The entire world recognizes Nigeria’s potentials to become one of the greatest sports nations on earth, if only the country did the right things. After the debacle of Qatar, that’s where the country should be heading to, converting the ‘failures’ into lessons and stepping stone, thinking new ways going forward, looking out for new ideas and fresh faces.

In this quest, one mistake that must not be made again is to discountenance the twin ‘towers’ of History and Experience.

Nigeria has a very rich history of foundational football administration and grassroots football development from which football administrators, after the new elections into the board of the NFF in September 2022, can drink lavishly.

In doing so, they will avoid the mistakes and pitfalls of the past and chart a new path.

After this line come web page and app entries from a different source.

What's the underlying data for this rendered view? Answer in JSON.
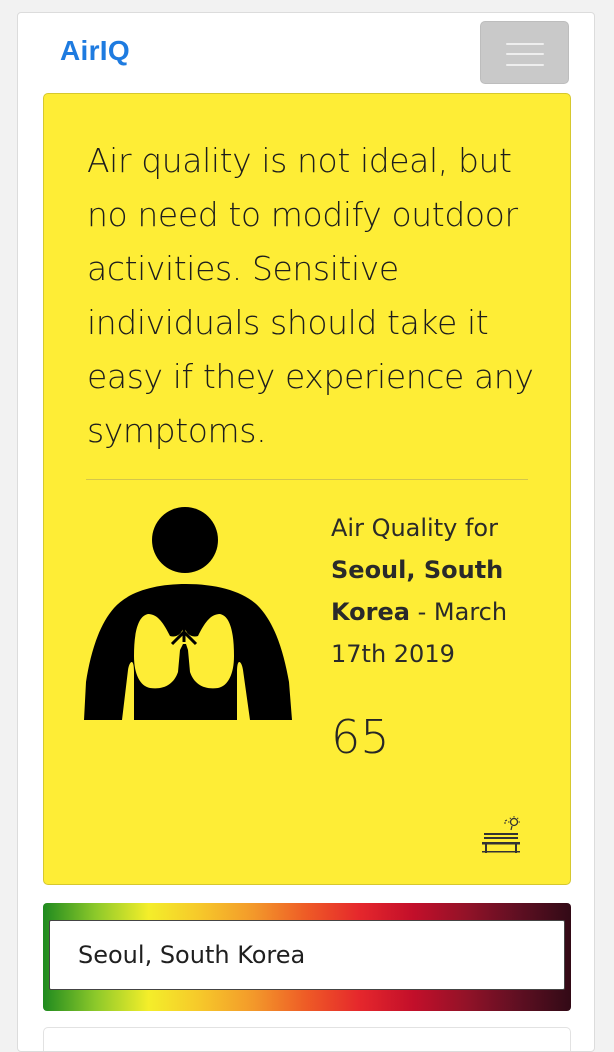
{
  "navbar": {
    "brand": "AirIQ",
    "toggler_icon": "hamburger-menu-icon"
  },
  "card": {
    "background_color": "#feed36",
    "advice_text": "Air quality is not ideal, but no need to modify outdoor activities. Sensitive individuals should take it easy if they experience any symptoms.",
    "icon": "lungs-person-icon",
    "aq_label": "Air Quality for",
    "location": "Seoul, South Korea",
    "separator": " - ",
    "date": "March 17th 2019",
    "aqi_value": "65",
    "bench_icon": "park-bench-sun-icon"
  },
  "search": {
    "value": "Seoul, South Korea",
    "gradient_colors": [
      "#1f8a1f",
      "#f4ee2a",
      "#f3982a",
      "#e5272c",
      "#931228",
      "#320a16"
    ]
  }
}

Experiences, positive and negative, become valuable weapons to have in navigating the minefields of the complex world of football. Those experiences cannot be bought in the marketplace. They are not taught also in the classrooms of Harvard or FIFA. There are still a few persons in Nigeria imbibed with that rich past, neglected and wasting, that can be of help in the process of charting that new path.

Finally, the world is a different planet from what it was even 20 years ago. Nigeria is now full of young, vibrant, smart, innovative and creative thinkers that can envision how to lift Nigerian sports above the present plateau where the country has remained for almost three decades, and threatening to go southwards. The country must identify and find them, create the opportunity for their participation in the process of change, and add them to the new ‘mix’ that will not be distracted or deterred by the fear or the pain of past failures, but challenge them to become the candles that can expose the treasures in the present ‘darkness’.

Nigeria has a few months to think through a new future, and then act. Qatar 2022 is, but should not be, a distraction.

The country must rise above it, now, take useful lessons from it, and from the debris, start to make courageous, hard, painful but correct choices without which the present opportunity will be lost.

Without doubt, it is a daunting task and a great challenge. Football has the power to rise from the debris of Qatar 2022 debacle to become a model of change for the whole country.